Your reply should reproduce each entry exactly and contain no pictures.
--------
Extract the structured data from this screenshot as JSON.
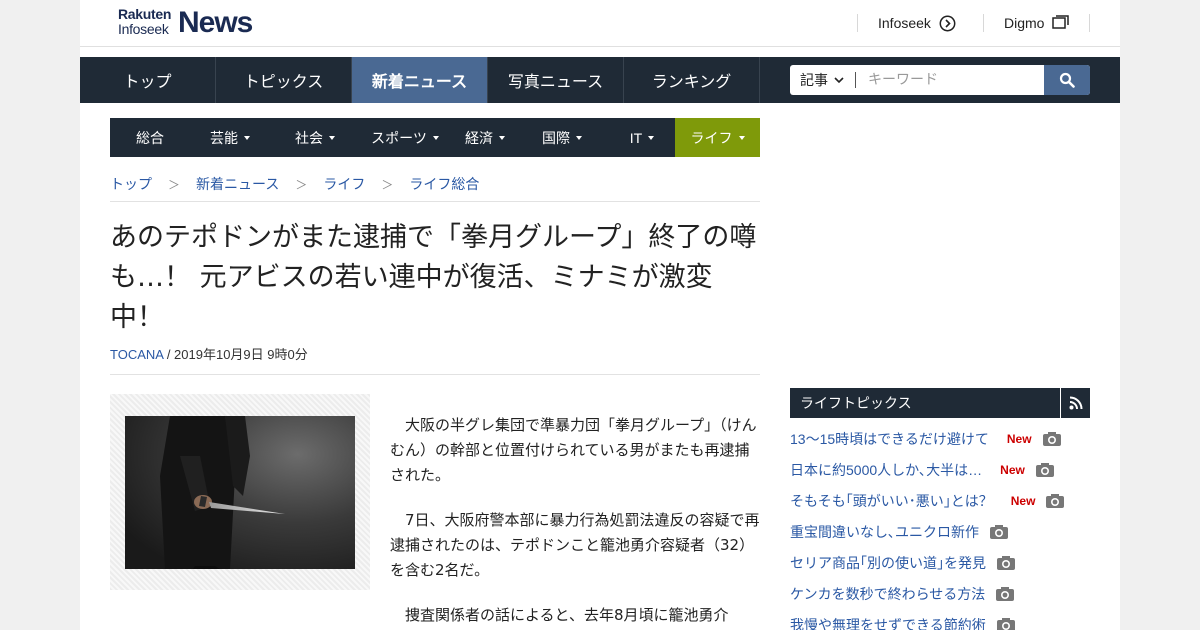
{
  "header": {
    "logo_line1": "Rakuten",
    "logo_line2": "Infoseek",
    "logo_main": "News",
    "links": [
      {
        "label": "Infoseek",
        "icon": "arrow-circle-icon"
      },
      {
        "label": "Digmo",
        "icon": "windows-icon"
      }
    ]
  },
  "main_nav": {
    "items": [
      "トップ",
      "トピックス",
      "新着ニュース",
      "写真ニュース",
      "ランキング"
    ],
    "active_index": 2
  },
  "search": {
    "category": "記事",
    "placeholder": "キーワード",
    "icon": "search-icon"
  },
  "category_nav": {
    "items": [
      {
        "label": "総合",
        "dropdown": false
      },
      {
        "label": "芸能",
        "dropdown": true
      },
      {
        "label": "社会",
        "dropdown": true
      },
      {
        "label": "スポーツ",
        "dropdown": true
      },
      {
        "label": "経済",
        "dropdown": true
      },
      {
        "label": "国際",
        "dropdown": true
      },
      {
        "label": "IT",
        "dropdown": true
      },
      {
        "label": "ライフ",
        "dropdown": true
      }
    ],
    "active_index": 7,
    "active_color": "#7f9a0a"
  },
  "breadcrumb": [
    "トップ",
    "新着ニュース",
    "ライフ",
    "ライフ総合"
  ],
  "article": {
    "title": "あのテポドンがまた逮捕で「拳月グループ」終了の噂も…！ 元アビスの若い連中が復活、ミナミが激変中！",
    "source": "TOCANA",
    "date": " / 2019年10月9日 9時0分",
    "paragraphs": [
      "大阪の半グレ集団で準暴力団「拳月グループ」（けんむん）の幹部と位置付けられている男がまたも再逮捕された。",
      "7日、大阪府警本部に暴力行為処罰法違反の容疑で再逮捕されたのは、テポドンこと籠池勇介容疑者（32）を含む2名だ。",
      "捜査関係者の話によると、去年8月頃に籠池勇介"
    ]
  },
  "sidebar": {
    "title": "ライフトピックス",
    "rss_icon": "rss-icon",
    "items": [
      {
        "text": "13～15時頃はできるだけ避けて",
        "new": "New"
      },
      {
        "text": "日本に約5000人しか､大半は…",
        "new": "New"
      },
      {
        "text": "そもそも｢頭がいい･悪い｣とは？",
        "new": "New"
      },
      {
        "text": "重宝間違いなし､ユニクロ新作",
        "new": ""
      },
      {
        "text": "セリア商品｢別の使い道｣を発見",
        "new": ""
      },
      {
        "text": "ケンカを数秒で終わらせる方法",
        "new": ""
      },
      {
        "text": "我慢や無理をせずできる節約術",
        "new": ""
      }
    ]
  },
  "colors": {
    "nav_bg": "#1f2a36",
    "nav_active": "#4a6993",
    "link": "#2a58a4",
    "new_badge": "#cc0000"
  }
}
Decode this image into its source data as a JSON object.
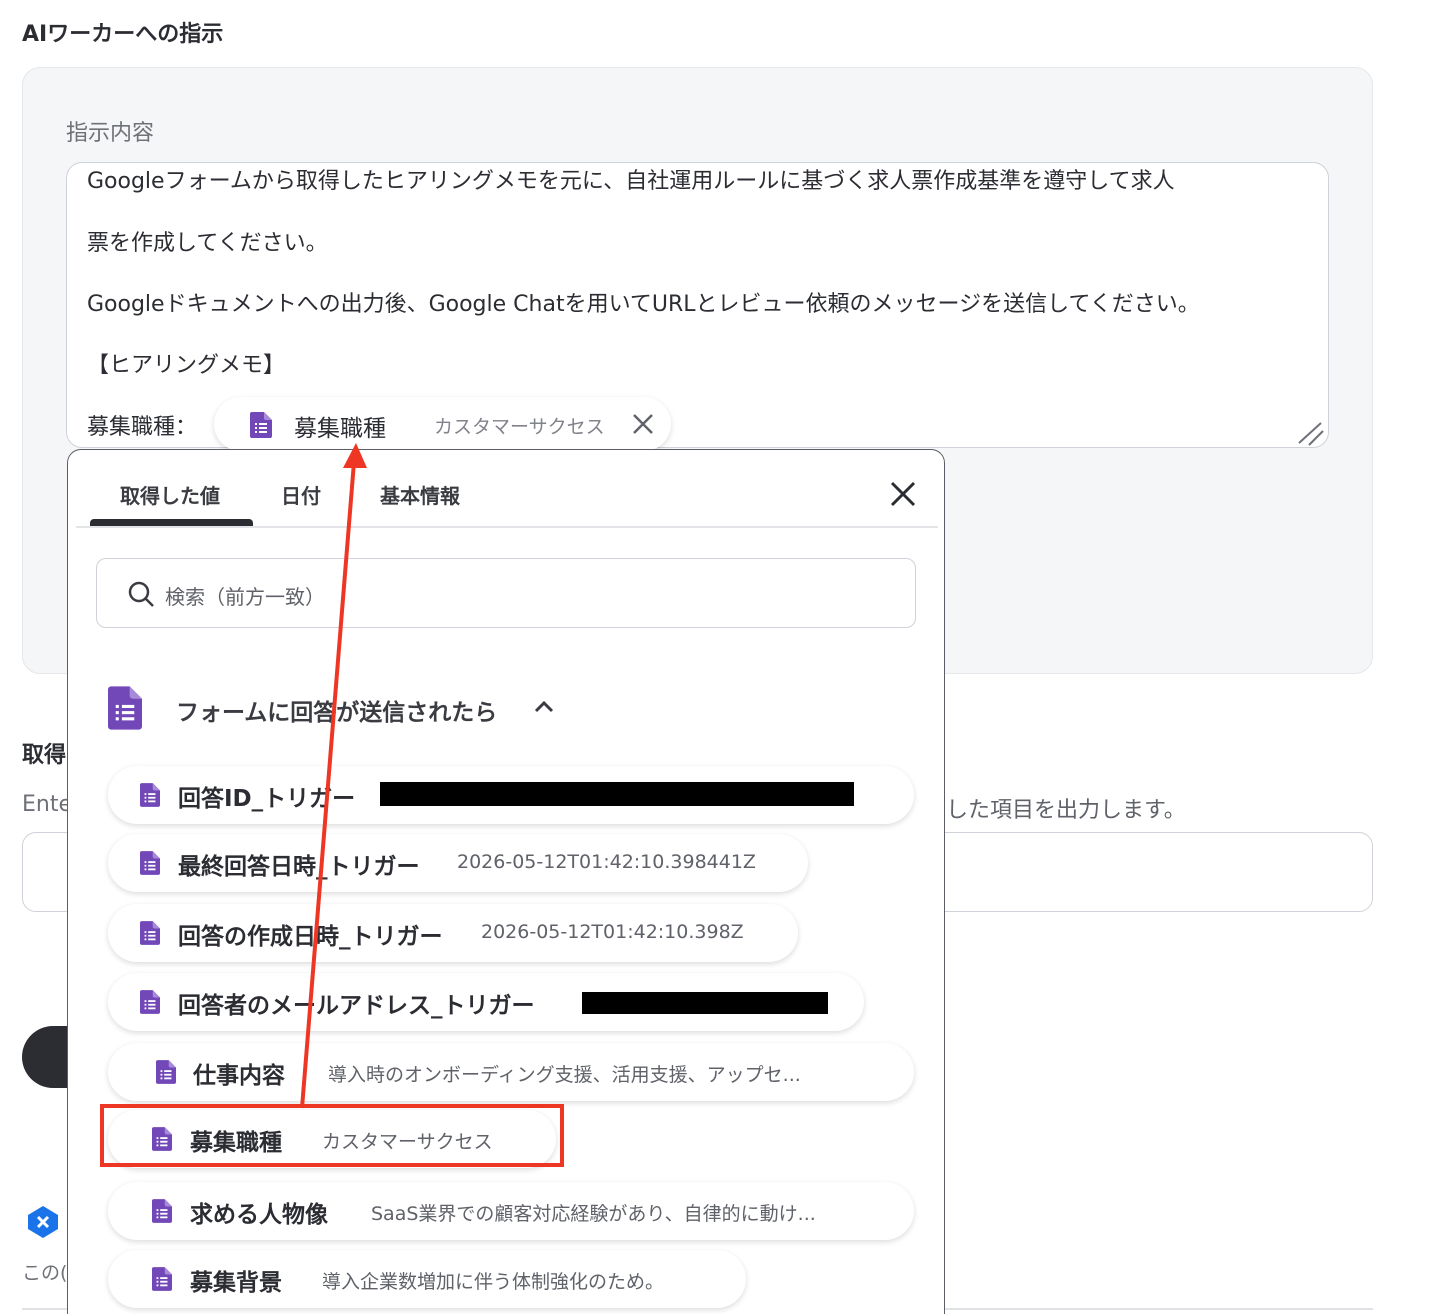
{
  "section_title": "AIワーカーへの指示",
  "instruction": {
    "label": "指示内容",
    "lines": [
      "Googleフォームから取得したヒアリングメモを元に、自社運用ルールに基づく求人票作成基準を遵守して求人",
      "票を作成してください。",
      "Googleドキュメントへの出力後、Google Chatを用いてURLとレビュー依頼のメッセージを送信してください。",
      "【ヒアリングメモ】",
      "募集職種："
    ],
    "chip": {
      "name": "募集職種",
      "value": "カスタマーサクセス"
    }
  },
  "background": {
    "label_partial": "取得",
    "desc_partial_left": "Ente",
    "desc_partial_right": "した項目を出力します。",
    "note_partial": "この("
  },
  "popup": {
    "tabs": [
      "取得した値",
      "日付",
      "基本情報"
    ],
    "active_tab": "取得した値",
    "search_placeholder": "検索（前方一致）",
    "group_label": "フォームに回答が送信されたら",
    "items": [
      {
        "name": "回答ID_トリガー",
        "value": ""
      },
      {
        "name": "最終回答日時_トリガー",
        "value": "2026-05-12T01:42:10.398441Z"
      },
      {
        "name": "回答の作成日時_トリガー",
        "value": "2026-05-12T01:42:10.398Z"
      },
      {
        "name": "回答者のメールアドレス_トリガー",
        "value": ""
      },
      {
        "name": "仕事内容",
        "value": "導入時のオンボーディング支援、活用支援、アップセ..."
      },
      {
        "name": "募集職種",
        "value": "カスタマーサクセス"
      },
      {
        "name": "求める人物像",
        "value": "SaaS業界での顧客対応経験があり、自律的に動け..."
      },
      {
        "name": "募集背景",
        "value": "導入企業数増加に伴う体制強化のため。"
      }
    ]
  },
  "colors": {
    "accent_purple": "#7248b9",
    "annotation_red": "#ee3624",
    "dark": "#2b2d33"
  },
  "icons": [
    "google-forms-icon",
    "close-icon",
    "search-icon",
    "chevron-up-icon",
    "resize-handle-icon"
  ]
}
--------
▶ **TASK ANSWER**
Extract the structured data from this screenshot as JSON.
{
  "header": {
    "logo_line1": "Rakuten",
    "logo_line2": "Infoseek",
    "logo_main": "News",
    "links": [
      {
        "label": "Infoseek",
        "icon": "arrow-circle-icon"
      },
      {
        "label": "Digmo",
        "icon": "windows-icon"
      }
    ]
  },
  "main_nav": {
    "items": [
      "トップ",
      "トピックス",
      "新着ニュース",
      "写真ニュース",
      "ランキング"
    ],
    "active_index": 2
  },
  "search": {
    "category": "記事",
    "placeholder": "キーワード",
    "icon": "search-icon"
  },
  "category_nav": {
    "items": [
      {
        "label": "総合",
        "dropdown": false
      },
      {
        "label": "芸能",
        "dropdown": true
      },
      {
        "label": "社会",
        "dropdown": true
      },
      {
        "label": "スポーツ",
        "dropdown": true
      },
      {
        "label": "経済",
        "dropdown": true
      },
      {
        "label": "国際",
        "dropdown": true
      },
      {
        "label": "IT",
        "dropdown": true
      },
      {
        "label": "ライフ",
        "dropdown": true
      }
    ],
    "active_index": 7,
    "active_color": "#7f9a0a"
  },
  "breadcrumb": [
    "トップ",
    "新着ニュース",
    "ライフ",
    "ライフ総合"
  ],
  "article": {
    "title": "あのテポドンがまた逮捕で「拳月グループ」終了の噂も…！ 元アビスの若い連中が復活、ミナミが激変中！",
    "source": "TOCANA",
    "date": " / 2019年10月9日 9時0分",
    "paragraphs": [
      "大阪の半グレ集団で準暴力団「拳月グループ」（けんむん）の幹部と位置付けられている男がまたも再逮捕された。",
      "7日、大阪府警本部に暴力行為処罰法違反の容疑で再逮捕されたのは、テポドンこと籠池勇介容疑者（32）を含む2名だ。",
      "捜査関係者の話によると、去年8月頃に籠池勇介"
    ]
  },
  "sidebar": {
    "title": "ライフトピックス",
    "rss_icon": "rss-icon",
    "items": [
      {
        "text": "13～15時頃はできるだけ避けて",
        "new": "New"
      },
      {
        "text": "日本に約5000人しか､大半は…",
        "new": "New"
      },
      {
        "text": "そもそも｢頭がいい･悪い｣とは？",
        "new": "New"
      },
      {
        "text": "重宝間違いなし､ユニクロ新作",
        "new": ""
      },
      {
        "text": "セリア商品｢別の使い道｣を発見",
        "new": ""
      },
      {
        "text": "ケンカを数秒で終わらせる方法",
        "new": ""
      },
      {
        "text": "我慢や無理をせずできる節約術",
        "new": ""
      }
    ]
  },
  "colors": {
    "nav_bg": "#1f2a36",
    "nav_active": "#4a6993",
    "link": "#2a58a4",
    "new_badge": "#cc0000"
  }
}
Decode this image into its source data as a JSON object.
{
  "section_title": "AIワーカーへの指示",
  "instruction": {
    "label": "指示内容",
    "lines": [
      "Googleフォームから取得したヒアリングメモを元に、自社運用ルールに基づく求人票作成基準を遵守して求人",
      "票を作成してください。",
      "Googleドキュメントへの出力後、Google Chatを用いてURLとレビュー依頼のメッセージを送信してください。",
      "【ヒアリングメモ】",
      "募集職種："
    ],
    "chip": {
      "name": "募集職種",
      "value": "カスタマーサクセス"
    }
  },
  "background": {
    "label_partial": "取得",
    "desc_partial_left": "Ente",
    "desc_partial_right": "した項目を出力します。",
    "note_partial": "この("
  },
  "popup": {
    "tabs": [
      "取得した値",
      "日付",
      "基本情報"
    ],
    "active_tab": "取得した値",
    "search_placeholder": "検索（前方一致）",
    "group_label": "フォームに回答が送信されたら",
    "items": [
      {
        "name": "回答ID_トリガー",
        "value": ""
      },
      {
        "name": "最終回答日時_トリガー",
        "value": "2026-05-12T01:42:10.398441Z"
      },
      {
        "name": "回答の作成日時_トリガー",
        "value": "2026-05-12T01:42:10.398Z"
      },
      {
        "name": "回答者のメールアドレス_トリガー",
        "value": ""
      },
      {
        "name": "仕事内容",
        "value": "導入時のオンボーディング支援、活用支援、アップセ..."
      },
      {
        "name": "募集職種",
        "value": "カスタマーサクセス"
      },
      {
        "name": "求める人物像",
        "value": "SaaS業界での顧客対応経験があり、自律的に動け..."
      },
      {
        "name": "募集背景",
        "value": "導入企業数増加に伴う体制強化のため。"
      }
    ]
  },
  "colors": {
    "accent_purple": "#7248b9",
    "annotation_red": "#ee3624",
    "dark": "#2b2d33"
  },
  "icons": [
    "google-forms-icon",
    "close-icon",
    "search-icon",
    "chevron-up-icon",
    "resize-handle-icon"
  ]
}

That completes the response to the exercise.